Welcome to ChefTalk!
I'm going to have to give a disclaimer. Since you are in Manchester, England and I am in the USA, I can only guess as to what stones are available. I have been looking at the sites you list above, as well as Amazon.uk.
One disturbing feature I am seeing is that many of the stones are 175 mm in length. You need the stones to be at least 200 mm long by 50 mm wide.
Your budget is 70 pounds. Does that include VAT?
If you haven't done so already, I would suggest you read Chad Ward's sharpening tutorial which is on egullet: http://forums.egullet.org/topic/26036-knife-maintenance-and-sharpening/
It gives a lot of information about sharpening in general.
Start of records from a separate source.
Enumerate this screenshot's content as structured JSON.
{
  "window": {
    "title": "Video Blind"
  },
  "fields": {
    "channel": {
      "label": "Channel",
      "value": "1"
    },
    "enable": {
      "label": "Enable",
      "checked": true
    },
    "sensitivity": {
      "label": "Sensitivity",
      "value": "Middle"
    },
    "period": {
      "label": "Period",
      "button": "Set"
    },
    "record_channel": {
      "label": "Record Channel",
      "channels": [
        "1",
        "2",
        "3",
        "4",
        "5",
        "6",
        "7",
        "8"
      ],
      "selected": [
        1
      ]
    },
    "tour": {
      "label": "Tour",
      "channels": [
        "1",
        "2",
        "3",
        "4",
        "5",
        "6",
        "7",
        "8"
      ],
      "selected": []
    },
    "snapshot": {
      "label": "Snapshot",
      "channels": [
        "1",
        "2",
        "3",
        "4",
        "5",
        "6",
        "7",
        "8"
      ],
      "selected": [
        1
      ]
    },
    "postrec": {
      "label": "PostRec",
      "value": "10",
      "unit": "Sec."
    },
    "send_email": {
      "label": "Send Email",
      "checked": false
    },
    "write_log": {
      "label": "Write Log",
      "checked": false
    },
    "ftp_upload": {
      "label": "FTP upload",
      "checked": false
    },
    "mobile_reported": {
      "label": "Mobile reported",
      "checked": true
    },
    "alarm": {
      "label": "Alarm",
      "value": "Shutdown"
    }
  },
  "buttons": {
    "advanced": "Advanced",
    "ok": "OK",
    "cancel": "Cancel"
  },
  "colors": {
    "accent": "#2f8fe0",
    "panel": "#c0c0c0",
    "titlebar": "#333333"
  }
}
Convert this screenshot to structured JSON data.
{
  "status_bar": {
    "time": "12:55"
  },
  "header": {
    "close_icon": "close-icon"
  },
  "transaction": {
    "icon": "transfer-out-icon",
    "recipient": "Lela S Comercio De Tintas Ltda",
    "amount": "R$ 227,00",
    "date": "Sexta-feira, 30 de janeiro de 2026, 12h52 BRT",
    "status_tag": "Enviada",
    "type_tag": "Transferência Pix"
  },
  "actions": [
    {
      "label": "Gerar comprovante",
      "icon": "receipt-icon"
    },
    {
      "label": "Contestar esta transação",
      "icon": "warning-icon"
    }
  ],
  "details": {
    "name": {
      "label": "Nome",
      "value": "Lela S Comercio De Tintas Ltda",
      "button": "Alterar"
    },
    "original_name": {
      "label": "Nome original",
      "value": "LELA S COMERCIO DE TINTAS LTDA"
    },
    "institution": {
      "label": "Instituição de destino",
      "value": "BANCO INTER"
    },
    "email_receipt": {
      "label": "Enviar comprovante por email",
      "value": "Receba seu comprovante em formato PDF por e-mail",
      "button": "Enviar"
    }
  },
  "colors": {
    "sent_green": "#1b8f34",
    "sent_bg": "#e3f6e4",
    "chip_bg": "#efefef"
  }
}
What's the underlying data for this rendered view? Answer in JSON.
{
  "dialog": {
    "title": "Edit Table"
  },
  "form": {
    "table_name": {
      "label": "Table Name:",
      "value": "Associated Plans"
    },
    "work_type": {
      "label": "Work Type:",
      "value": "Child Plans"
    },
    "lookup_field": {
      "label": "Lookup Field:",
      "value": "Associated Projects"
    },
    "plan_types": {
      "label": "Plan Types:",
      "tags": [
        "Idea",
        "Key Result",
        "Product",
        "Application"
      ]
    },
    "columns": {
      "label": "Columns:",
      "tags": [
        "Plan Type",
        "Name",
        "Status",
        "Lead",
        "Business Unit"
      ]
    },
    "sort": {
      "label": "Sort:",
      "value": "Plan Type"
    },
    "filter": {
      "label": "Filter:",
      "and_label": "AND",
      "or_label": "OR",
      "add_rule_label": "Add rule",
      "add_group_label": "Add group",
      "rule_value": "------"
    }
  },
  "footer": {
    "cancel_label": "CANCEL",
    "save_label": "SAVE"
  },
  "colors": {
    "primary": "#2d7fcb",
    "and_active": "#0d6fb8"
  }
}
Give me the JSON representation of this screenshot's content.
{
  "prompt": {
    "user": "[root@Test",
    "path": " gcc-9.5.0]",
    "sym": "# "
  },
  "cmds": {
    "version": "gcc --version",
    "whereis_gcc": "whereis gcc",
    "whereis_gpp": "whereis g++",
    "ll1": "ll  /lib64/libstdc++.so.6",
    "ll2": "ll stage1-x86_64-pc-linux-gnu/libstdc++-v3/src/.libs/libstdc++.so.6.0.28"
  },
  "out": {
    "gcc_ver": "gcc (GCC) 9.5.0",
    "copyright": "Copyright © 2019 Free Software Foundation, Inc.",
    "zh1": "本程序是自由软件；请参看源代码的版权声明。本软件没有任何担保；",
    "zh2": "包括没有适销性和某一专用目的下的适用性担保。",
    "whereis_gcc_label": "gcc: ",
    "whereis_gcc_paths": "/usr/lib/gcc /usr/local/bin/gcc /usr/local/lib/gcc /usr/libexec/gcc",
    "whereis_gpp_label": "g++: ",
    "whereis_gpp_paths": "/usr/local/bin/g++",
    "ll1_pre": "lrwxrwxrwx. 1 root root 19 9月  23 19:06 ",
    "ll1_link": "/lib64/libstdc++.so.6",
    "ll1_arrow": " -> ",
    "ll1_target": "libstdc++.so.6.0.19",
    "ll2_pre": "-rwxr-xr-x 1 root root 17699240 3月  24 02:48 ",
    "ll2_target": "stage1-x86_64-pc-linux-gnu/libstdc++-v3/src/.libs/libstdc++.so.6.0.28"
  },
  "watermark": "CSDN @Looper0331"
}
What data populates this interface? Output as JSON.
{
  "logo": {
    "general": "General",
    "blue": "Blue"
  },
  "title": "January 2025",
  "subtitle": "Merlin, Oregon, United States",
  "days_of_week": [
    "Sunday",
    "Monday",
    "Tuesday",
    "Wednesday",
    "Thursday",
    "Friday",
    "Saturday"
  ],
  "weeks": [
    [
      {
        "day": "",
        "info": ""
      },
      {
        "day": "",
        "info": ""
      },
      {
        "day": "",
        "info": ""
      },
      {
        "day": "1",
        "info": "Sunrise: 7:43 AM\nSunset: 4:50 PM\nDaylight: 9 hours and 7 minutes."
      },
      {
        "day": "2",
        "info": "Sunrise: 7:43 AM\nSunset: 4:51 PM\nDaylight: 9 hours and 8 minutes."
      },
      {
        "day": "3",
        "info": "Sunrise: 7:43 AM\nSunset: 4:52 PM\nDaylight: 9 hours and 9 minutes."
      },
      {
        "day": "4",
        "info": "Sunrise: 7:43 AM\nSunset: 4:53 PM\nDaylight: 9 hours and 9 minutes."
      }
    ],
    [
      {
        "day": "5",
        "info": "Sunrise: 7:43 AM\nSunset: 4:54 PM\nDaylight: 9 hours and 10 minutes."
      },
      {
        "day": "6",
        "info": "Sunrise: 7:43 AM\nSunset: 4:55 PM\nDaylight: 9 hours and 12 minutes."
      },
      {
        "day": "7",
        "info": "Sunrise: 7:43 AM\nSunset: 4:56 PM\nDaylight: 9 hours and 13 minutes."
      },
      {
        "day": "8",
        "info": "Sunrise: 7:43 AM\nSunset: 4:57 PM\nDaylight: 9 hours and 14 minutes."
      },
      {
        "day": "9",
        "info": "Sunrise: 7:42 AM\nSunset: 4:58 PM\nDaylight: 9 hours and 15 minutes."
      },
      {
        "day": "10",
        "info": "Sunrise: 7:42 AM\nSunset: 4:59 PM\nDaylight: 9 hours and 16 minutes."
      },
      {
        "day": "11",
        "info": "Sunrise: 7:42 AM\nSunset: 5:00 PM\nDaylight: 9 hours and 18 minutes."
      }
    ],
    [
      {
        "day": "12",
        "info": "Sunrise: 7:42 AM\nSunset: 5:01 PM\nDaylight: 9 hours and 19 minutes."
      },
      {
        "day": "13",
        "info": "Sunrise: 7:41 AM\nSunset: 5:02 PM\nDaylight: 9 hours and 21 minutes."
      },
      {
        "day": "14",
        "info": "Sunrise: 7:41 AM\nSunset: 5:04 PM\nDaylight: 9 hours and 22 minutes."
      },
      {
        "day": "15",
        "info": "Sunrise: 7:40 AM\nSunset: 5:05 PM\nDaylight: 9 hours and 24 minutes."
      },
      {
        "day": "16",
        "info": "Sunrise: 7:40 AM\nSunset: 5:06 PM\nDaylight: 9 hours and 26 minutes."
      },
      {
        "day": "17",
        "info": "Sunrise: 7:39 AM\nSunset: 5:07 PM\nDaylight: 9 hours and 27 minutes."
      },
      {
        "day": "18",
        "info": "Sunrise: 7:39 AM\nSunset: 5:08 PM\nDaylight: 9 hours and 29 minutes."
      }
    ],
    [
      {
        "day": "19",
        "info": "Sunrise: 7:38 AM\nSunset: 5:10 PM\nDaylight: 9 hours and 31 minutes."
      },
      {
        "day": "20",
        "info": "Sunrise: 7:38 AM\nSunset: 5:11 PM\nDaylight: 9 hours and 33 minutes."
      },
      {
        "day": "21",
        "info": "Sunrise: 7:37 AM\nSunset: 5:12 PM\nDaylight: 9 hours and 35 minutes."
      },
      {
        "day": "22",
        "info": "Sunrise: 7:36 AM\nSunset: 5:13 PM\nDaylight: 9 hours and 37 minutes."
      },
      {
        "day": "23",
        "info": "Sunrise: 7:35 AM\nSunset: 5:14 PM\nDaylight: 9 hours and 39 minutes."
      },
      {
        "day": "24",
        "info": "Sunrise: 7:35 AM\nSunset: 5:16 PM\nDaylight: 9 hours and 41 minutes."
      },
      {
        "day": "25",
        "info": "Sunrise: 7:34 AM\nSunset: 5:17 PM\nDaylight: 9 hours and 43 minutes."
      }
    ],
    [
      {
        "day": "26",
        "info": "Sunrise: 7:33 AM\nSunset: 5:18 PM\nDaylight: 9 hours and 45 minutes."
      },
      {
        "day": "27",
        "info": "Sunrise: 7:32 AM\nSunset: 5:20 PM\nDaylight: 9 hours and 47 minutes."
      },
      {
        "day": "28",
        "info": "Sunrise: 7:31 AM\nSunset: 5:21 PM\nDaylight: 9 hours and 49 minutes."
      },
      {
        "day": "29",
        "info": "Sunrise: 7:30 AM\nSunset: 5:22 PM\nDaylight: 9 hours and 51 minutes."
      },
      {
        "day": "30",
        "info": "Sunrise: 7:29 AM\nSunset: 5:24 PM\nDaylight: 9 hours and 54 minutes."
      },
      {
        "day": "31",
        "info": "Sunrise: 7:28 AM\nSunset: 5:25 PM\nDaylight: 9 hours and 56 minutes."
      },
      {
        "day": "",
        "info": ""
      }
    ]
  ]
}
Mr. Ward also wrote an excellent primer on kitchen knives and sharpening, An Edge In The Kitchen, published in 2006. I don't know if it's available in the UK (generally, for American readers, I suggest they find it at a local public library or through a library interloan program, but whether that will also work in the UK is something I don't know).
My condolences on your having a Henckels 4-Star chef's knife. The steel in those knives is either identical to or akin to X50CrMoV15 steel (also known as 4116 steel) and is usually heat treated to be tough. Unfortunately, that makes the steel quite a bit more difficult to bring to a sharp edge.
The Eden Ceramic Sharpening Rod is in general a good idea. Knives such as the Henckels 4-Star can use a honing rod (the proper term for the rod - it really shouldn't be the primary sharpener) in between sharpening sessions. However, the web description leaves out many of the details which are needed. First, what is the length of the rod (excluding the handle)? The length should be at least as long as the blade it is honing. Second, what grit is the rod? Ideally, it should be as fine as possible.
Going the water stone route may be your best process. As I mentioned above, you need a stone at least 200 mm by 50 mm. With your Henckels, you probably will need a 1000 (1K) grit stone to bring it to general sharpness. However, you are probably limited in the degree of polish that the edge will hold to about 5K maximum. You can get and use stones with grit higher than that, but 4116 steel generally won't hold polish above that level for long.
As for stropping, I'm going to get a little bit lazy here - if only because the amount of detail I wrote this last November covers the subject. The thread is http://www.cheftalk.com/t/82913/stropping and my posts begin at No. 10. As for stropping compounds, you might need to check to see what's available in lapidary supply firms.
Hope that helps